Brief. Write out the entries again. Match each one exactly.

Records from a data source:
::::
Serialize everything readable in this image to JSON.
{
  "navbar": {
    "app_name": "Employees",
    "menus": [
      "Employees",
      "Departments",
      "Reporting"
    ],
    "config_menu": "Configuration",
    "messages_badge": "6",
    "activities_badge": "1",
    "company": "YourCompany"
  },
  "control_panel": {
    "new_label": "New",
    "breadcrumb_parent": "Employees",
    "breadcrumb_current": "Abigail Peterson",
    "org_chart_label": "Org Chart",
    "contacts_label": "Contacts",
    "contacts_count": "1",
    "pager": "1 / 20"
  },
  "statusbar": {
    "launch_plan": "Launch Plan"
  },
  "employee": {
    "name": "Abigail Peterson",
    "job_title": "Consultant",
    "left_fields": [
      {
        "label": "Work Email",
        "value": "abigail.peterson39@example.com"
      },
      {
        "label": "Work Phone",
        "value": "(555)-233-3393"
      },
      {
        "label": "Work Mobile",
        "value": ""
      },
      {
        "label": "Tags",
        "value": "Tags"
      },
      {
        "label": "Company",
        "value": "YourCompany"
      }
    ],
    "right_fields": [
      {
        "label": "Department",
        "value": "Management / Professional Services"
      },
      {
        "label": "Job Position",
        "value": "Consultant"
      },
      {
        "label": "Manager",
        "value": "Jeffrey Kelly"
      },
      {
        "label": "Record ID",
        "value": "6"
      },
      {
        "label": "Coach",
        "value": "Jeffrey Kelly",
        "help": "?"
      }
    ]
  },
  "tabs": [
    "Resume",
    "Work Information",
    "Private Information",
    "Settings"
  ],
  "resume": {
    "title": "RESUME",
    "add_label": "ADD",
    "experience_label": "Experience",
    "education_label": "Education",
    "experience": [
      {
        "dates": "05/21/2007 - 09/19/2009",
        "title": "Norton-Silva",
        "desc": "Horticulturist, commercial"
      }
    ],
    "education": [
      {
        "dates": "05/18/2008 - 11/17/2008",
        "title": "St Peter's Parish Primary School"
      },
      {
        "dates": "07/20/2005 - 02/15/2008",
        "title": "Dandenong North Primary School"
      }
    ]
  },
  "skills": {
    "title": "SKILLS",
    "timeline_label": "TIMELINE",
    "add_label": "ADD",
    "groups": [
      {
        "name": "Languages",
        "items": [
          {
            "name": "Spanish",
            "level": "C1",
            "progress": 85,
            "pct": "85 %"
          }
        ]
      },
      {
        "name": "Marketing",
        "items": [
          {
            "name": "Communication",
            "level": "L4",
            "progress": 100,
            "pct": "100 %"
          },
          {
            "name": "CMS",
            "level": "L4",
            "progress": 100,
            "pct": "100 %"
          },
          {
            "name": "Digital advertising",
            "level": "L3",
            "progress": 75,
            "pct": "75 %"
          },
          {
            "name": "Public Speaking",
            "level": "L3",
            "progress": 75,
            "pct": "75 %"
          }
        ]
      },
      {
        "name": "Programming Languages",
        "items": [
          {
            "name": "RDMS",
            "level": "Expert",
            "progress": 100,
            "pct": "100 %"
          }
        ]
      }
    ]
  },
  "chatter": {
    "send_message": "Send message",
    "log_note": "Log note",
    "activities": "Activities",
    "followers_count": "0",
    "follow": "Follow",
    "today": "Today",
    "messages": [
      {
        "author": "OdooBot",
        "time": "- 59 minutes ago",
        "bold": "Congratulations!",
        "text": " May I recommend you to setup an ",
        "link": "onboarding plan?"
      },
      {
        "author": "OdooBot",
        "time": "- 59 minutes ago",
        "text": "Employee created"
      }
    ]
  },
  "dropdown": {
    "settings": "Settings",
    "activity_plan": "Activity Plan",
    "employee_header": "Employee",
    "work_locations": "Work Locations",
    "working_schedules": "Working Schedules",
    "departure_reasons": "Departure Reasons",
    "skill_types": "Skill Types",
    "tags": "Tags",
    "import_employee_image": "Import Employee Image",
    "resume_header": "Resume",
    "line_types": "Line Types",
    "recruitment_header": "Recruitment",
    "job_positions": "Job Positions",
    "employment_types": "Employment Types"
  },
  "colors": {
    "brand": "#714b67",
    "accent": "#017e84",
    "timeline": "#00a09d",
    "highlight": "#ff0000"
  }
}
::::
Answer space.
Serialize everything readable in this image to JSON.
{
  "navbar": {
    "app_name": "Employees",
    "menus": [
      "Employees",
      "Departments",
      "Reporting"
    ],
    "config_menu": "Configuration",
    "messages_badge": "6",
    "activities_badge": "1",
    "company": "YourCompany"
  },
  "control_panel": {
    "new_label": "New",
    "breadcrumb_parent": "Employees",
    "breadcrumb_current": "Abigail Peterson",
    "org_chart_label": "Org Chart",
    "contacts_label": "Contacts",
    "contacts_count": "1",
    "pager": "1 / 20"
  },
  "statusbar": {
    "launch_plan": "Launch Plan"
  },
  "employee": {
    "name": "Abigail Peterson",
    "job_title": "Consultant",
    "left_fields": [
      {
        "label": "Work Email",
        "value": "abigail.peterson39@example.com"
      },
      {
        "label": "Work Phone",
        "value": "(555)-233-3393"
      },
      {
        "label": "Work Mobile",
        "value": ""
      },
      {
        "label": "Tags",
        "value": "Tags"
      },
      {
        "label": "Company",
        "value": "YourCompany"
      }
    ],
    "right_fields": [
      {
        "label": "Department",
        "value": "Management / Professional Services"
      },
      {
        "label": "Job Position",
        "value": "Consultant"
      },
      {
        "label": "Manager",
        "value": "Jeffrey Kelly"
      },
      {
        "label": "Record ID",
        "value": "6"
      },
      {
        "label": "Coach",
        "value": "Jeffrey Kelly",
        "help": "?"
      }
    ]
  },
  "tabs": [
    "Resume",
    "Work Information",
    "Private Information",
    "Settings"
  ],
  "resume": {
    "title": "RESUME",
    "add_label": "ADD",
    "experience_label": "Experience",
    "education_label": "Education",
    "experience": [
      {
        "dates": "05/21/2007 - 09/19/2009",
        "title": "Norton-Silva",
        "desc": "Horticulturist, commercial"
      }
    ],
    "education": [
      {
        "dates": "05/18/2008 - 11/17/2008",
        "title": "St Peter's Parish Primary School"
      },
      {
        "dates": "07/20/2005 - 02/15/2008",
        "title": "Dandenong North Primary School"
      }
    ]
  },
  "skills": {
    "title": "SKILLS",
    "timeline_label": "TIMELINE",
    "add_label": "ADD",
    "groups": [
      {
        "name": "Languages",
        "items": [
          {
            "name": "Spanish",
            "level": "C1",
            "progress": 85,
            "pct": "85 %"
          }
        ]
      },
      {
        "name": "Marketing",
        "items": [
          {
            "name": "Communication",
            "level": "L4",
            "progress": 100,
            "pct": "100 %"
          },
          {
            "name": "CMS",
            "level": "L4",
            "progress": 100,
            "pct": "100 %"
          },
          {
            "name": "Digital advertising",
            "level": "L3",
            "progress": 75,
            "pct": "75 %"
          },
          {
            "name": "Public Speaking",
            "level": "L3",
            "progress": 75,
            "pct": "75 %"
          }
        ]
      },
      {
        "name": "Programming Languages",
        "items": [
          {
            "name": "RDMS",
            "level": "Expert",
            "progress": 100,
            "pct": "100 %"
          }
        ]
      }
    ]
  },
  "chatter": {
    "send_message": "Send message",
    "log_note": "Log note",
    "activities": "Activities",
    "followers_count": "0",
    "follow": "Follow",
    "today": "Today",
    "messages": [
      {
        "author": "OdooBot",
        "time": "- 59 minutes ago",
        "bold": "Congratulations!",
        "text": " May I recommend you to setup an ",
        "link": "onboarding plan?"
      },
      {
        "author": "OdooBot",
        "time": "- 59 minutes ago",
        "text": "Employee created"
      }
    ]
  },
  "dropdown": {
    "settings": "Settings",
    "activity_plan": "Activity Plan",
    "employee_header": "Employee",
    "work_locations": "Work Locations",
    "working_schedules": "Working Schedules",
    "departure_reasons": "Departure Reasons",
    "skill_types": "Skill Types",
    "tags": "Tags",
    "import_employee_image": "Import Employee Image",
    "resume_header": "Resume",
    "line_types": "Line Types",
    "recruitment_header": "Recruitment",
    "job_positions": "Job Positions",
    "employment_types": "Employment Types"
  },
  "colors": {
    "brand": "#714b67",
    "accent": "#017e84",
    "timeline": "#00a09d",
    "highlight": "#ff0000"
  }
}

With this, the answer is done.